Women’s Coalition Against Cancer (WOCACA), a national NGO focusing on reproductive cancers, has highlighted lack of skills and knowledge as some of the barriers preventing young people from actively participating in programs designed to promote sexual and reproductive health (SRH) rights and fight cervical cancer in their localities.
During a one-day training WOCACA conducted at Baka Training Center in Karonga on 22 February 2022, it was observed that young people could play “a very influential role” in national efforts to prevent cervical cancer and fight for SRH rights, but need to be imparted will skills and knowledge about cervical cancer and sexual and reproductive health rights.
WOCACA is currently implementing a project known as “Supporting coordinated civil society advocacy for women’s, children’s and adolescents’ health (WCAH) in COVID-19 response and recovery” with a grant from Management Sciences for Health (MSH).
The overall goal of the project is to support national objective to build capacity for community awareness and mobilization in order to create demand for cervical cancer prevention and control services. The project is being implemented in Karonga district.
And in order to strengthen coordinated efforts and partnerships, WOCACA in collaboration with Karonga Debate Club (KADEC) a youth NGO organized a one-day training workshop for young people to increase their knowledge and capacity in promoting cervical cancer prevention and their sexual and reproductive health rights in Karonga.
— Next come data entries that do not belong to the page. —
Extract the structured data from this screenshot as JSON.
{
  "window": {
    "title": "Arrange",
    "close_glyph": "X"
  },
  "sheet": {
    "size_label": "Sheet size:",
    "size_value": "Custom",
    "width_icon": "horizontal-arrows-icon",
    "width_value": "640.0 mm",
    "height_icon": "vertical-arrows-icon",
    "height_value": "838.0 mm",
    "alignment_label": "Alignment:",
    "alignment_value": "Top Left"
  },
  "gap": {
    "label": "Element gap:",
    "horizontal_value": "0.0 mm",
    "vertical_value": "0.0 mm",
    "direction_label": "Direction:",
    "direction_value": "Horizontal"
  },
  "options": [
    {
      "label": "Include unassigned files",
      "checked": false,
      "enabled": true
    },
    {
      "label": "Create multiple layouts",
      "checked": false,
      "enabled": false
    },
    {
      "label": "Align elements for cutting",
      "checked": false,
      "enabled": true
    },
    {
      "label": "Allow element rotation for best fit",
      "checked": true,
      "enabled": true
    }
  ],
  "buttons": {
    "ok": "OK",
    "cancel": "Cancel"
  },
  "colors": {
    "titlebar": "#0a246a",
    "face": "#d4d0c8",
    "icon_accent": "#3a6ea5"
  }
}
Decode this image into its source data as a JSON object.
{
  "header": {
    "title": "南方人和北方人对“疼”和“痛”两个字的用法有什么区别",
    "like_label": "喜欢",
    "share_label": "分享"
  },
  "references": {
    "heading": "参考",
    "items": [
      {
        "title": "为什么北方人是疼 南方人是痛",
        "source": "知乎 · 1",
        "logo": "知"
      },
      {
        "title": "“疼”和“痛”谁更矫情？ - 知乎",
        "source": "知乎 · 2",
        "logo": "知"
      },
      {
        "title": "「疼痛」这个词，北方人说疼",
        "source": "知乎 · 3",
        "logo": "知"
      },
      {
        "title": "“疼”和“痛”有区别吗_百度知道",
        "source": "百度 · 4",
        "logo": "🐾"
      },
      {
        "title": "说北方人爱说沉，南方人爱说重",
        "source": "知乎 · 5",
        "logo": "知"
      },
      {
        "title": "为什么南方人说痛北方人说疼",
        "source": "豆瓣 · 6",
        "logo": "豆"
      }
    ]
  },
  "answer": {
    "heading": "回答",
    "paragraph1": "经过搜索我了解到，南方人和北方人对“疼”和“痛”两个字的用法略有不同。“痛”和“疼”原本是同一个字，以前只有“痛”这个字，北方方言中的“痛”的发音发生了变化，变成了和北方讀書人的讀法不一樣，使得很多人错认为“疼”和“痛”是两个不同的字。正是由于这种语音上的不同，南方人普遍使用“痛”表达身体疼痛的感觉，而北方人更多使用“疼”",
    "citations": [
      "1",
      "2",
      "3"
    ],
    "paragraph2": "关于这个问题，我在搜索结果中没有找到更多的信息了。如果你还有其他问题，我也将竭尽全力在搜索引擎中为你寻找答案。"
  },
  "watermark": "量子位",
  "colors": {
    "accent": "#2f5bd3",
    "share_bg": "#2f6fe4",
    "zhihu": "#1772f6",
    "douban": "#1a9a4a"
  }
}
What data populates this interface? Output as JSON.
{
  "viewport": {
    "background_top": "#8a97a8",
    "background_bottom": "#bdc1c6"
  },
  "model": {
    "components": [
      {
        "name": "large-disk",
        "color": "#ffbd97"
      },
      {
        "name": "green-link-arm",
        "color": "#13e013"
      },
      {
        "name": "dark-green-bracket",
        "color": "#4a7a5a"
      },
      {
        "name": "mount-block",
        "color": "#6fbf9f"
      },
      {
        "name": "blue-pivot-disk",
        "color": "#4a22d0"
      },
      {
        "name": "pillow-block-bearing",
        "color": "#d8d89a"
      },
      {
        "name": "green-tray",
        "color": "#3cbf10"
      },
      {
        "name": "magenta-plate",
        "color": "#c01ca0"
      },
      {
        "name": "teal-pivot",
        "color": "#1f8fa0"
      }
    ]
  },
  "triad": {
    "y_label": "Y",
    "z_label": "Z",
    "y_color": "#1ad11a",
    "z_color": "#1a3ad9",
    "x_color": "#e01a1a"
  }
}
The training attracted 36 participants with a selection of young people, which included girls, young women and boys from local clubs and community-based organizations (CBOs) from villages of Katolola, Mwambuli, Mwahimba, Mweneyumba, Mwafilaso, Yaphet Mwakasungula and Mwanegha Villages in Paramount Chief Kyungu in the district.
To promote active participation, the facilitators used presentations, discussions, questions and answers, which allowed the youth to freely express their concerns and needs relating to sexually transmitted infections (STIs), including cervical cancer and their SRH Rights.
WOCACA Executive Director Maud Mwakasungula said during an interview that the training, participants demonstrated lack of or limited knowledge about cervical cancer prevention and control.
“This was observed as young people, especially girls and young women, asked many questions to deeply understand cervical cancer and its negative effects. Awareness to understand and adopt is relevant for successful implementation of activities related to STIs, including cervical cancer,” said Mwakasungula .
The training covered a number of topics, including understanding the basic facts of HIV, TB, hepatitis and other STIs including biological and social risk factors that promote the spread of STIs; human papillomavirus (HPV) and cervical cancer and a community-based effort to eliminate cervical cancer as well as general guidelines on COVID-19
Going forward, Mwakasungula further said conducting regular trainings to the young people on these topics would be critical to enable them to articulate what they have learned and to take those opportunities and present to their localities.